Given records:
'''

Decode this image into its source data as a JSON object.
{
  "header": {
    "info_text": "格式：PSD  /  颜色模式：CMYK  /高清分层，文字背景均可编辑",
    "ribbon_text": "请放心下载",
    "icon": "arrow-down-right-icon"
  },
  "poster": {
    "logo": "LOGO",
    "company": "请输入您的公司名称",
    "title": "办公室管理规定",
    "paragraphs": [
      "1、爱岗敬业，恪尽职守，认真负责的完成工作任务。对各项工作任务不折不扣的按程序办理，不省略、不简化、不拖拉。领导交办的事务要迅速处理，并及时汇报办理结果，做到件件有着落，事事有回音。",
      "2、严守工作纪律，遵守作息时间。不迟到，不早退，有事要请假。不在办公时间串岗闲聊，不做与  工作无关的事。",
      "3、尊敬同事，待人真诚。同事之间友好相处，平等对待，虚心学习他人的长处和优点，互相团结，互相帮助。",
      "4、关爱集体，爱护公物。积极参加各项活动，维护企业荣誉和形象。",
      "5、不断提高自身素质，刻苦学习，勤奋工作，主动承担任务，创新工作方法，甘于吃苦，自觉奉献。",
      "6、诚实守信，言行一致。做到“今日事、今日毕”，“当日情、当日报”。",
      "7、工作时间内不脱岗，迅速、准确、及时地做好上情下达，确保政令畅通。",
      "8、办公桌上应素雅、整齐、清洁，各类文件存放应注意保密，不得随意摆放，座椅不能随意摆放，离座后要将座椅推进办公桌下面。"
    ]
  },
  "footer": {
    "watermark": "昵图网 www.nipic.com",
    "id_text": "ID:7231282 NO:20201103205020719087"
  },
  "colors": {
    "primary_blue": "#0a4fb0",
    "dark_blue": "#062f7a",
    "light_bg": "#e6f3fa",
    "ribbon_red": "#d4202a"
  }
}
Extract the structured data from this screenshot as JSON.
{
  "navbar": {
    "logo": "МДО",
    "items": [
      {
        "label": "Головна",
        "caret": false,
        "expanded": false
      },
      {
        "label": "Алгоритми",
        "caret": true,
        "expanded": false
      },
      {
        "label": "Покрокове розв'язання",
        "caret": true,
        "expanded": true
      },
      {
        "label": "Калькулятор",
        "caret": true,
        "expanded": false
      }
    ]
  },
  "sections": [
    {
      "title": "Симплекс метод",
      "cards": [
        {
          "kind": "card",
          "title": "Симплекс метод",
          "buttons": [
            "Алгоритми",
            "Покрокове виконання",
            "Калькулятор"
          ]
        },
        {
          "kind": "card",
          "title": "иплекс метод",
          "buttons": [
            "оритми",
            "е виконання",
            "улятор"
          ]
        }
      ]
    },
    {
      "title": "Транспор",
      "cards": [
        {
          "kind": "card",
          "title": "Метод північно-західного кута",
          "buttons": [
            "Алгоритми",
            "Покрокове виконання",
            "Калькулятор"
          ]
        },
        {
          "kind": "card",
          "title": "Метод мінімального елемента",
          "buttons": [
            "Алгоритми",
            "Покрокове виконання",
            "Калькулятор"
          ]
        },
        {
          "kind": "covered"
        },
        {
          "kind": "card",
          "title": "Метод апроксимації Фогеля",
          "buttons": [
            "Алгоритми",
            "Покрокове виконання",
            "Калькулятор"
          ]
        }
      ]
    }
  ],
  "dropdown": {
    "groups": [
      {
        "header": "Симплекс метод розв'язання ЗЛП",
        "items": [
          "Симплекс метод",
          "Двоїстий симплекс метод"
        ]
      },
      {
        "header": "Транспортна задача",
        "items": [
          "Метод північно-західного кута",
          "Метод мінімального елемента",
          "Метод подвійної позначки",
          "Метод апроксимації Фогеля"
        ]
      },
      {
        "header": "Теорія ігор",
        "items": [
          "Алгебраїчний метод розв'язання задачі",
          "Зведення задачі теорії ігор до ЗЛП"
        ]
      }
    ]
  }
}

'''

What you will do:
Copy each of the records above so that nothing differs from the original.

Solution:
Decode this image into its source data as a JSON object.
{
  "header": {
    "info_text": "格式：PSD  /  颜色模式：CMYK  /高清分层，文字背景均可编辑",
    "ribbon_text": "请放心下载",
    "icon": "arrow-down-right-icon"
  },
  "poster": {
    "logo": "LOGO",
    "company": "请输入您的公司名称",
    "title": "办公室管理规定",
    "paragraphs": [
      "1、爱岗敬业，恪尽职守，认真负责的完成工作任务。对各项工作任务不折不扣的按程序办理，不省略、不简化、不拖拉。领导交办的事务要迅速处理，并及时汇报办理结果，做到件件有着落，事事有回音。",
      "2、严守工作纪律，遵守作息时间。不迟到，不早退，有事要请假。不在办公时间串岗闲聊，不做与  工作无关的事。",
      "3、尊敬同事，待人真诚。同事之间友好相处，平等对待，虚心学习他人的长处和优点，互相团结，互相帮助。",
      "4、关爱集体，爱护公物。积极参加各项活动，维护企业荣誉和形象。",
      "5、不断提高自身素质，刻苦学习，勤奋工作，主动承担任务，创新工作方法，甘于吃苦，自觉奉献。",
      "6、诚实守信，言行一致。做到“今日事、今日毕”，“当日情、当日报”。",
      "7、工作时间内不脱岗，迅速、准确、及时地做好上情下达，确保政令畅通。",
      "8、办公桌上应素雅、整齐、清洁，各类文件存放应注意保密，不得随意摆放，座椅不能随意摆放，离座后要将座椅推进办公桌下面。"
    ]
  },
  "footer": {
    "watermark": "昵图网 www.nipic.com",
    "id_text": "ID:7231282 NO:20201103205020719087"
  },
  "colors": {
    "primary_blue": "#0a4fb0",
    "dark_blue": "#062f7a",
    "light_bg": "#e6f3fa",
    "ribbon_red": "#d4202a"
  }
}
Extract the structured data from this screenshot as JSON.
{
  "navbar": {
    "logo": "МДО",
    "items": [
      {
        "label": "Головна",
        "caret": false,
        "expanded": false
      },
      {
        "label": "Алгоритми",
        "caret": true,
        "expanded": false
      },
      {
        "label": "Покрокове розв'язання",
        "caret": true,
        "expanded": true
      },
      {
        "label": "Калькулятор",
        "caret": true,
        "expanded": false
      }
    ]
  },
  "sections": [
    {
      "title": "Симплекс метод",
      "cards": [
        {
          "kind": "card",
          "title": "Симплекс метод",
          "buttons": [
            "Алгоритми",
            "Покрокове виконання",
            "Калькулятор"
          ]
        },
        {
          "kind": "card",
          "title": "иплекс метод",
          "buttons": [
            "оритми",
            "е виконання",
            "улятор"
          ]
        }
      ]
    },
    {
      "title": "Транспор",
      "cards": [
        {
          "kind": "card",
          "title": "Метод північно-західного кута",
          "buttons": [
            "Алгоритми",
            "Покрокове виконання",
            "Калькулятор"
          ]
        },
        {
          "kind": "card",
          "title": "Метод мінімального елемента",
          "buttons": [
            "Алгоритми",
            "Покрокове виконання",
            "Калькулятор"
          ]
        },
        {
          "kind": "covered"
        },
        {
          "kind": "card",
          "title": "Метод апроксимації Фогеля",
          "buttons": [
            "Алгоритми",
            "Покрокове виконання",
            "Калькулятор"
          ]
        }
      ]
    }
  ],
  "dropdown": {
    "groups": [
      {
        "header": "Симплекс метод розв'язання ЗЛП",
        "items": [
          "Симплекс метод",
          "Двоїстий симплекс метод"
        ]
      },
      {
        "header": "Транспортна задача",
        "items": [
          "Метод північно-західного кута",
          "Метод мінімального елемента",
          "Метод подвійної позначки",
          "Метод апроксимації Фогеля"
        ]
      },
      {
        "header": "Теорія ігор",
        "items": [
          "Алгебраїчний метод розв'язання задачі",
          "Зведення задачі теорії ігор до ЗЛП"
        ]
      }
    ]
  }
}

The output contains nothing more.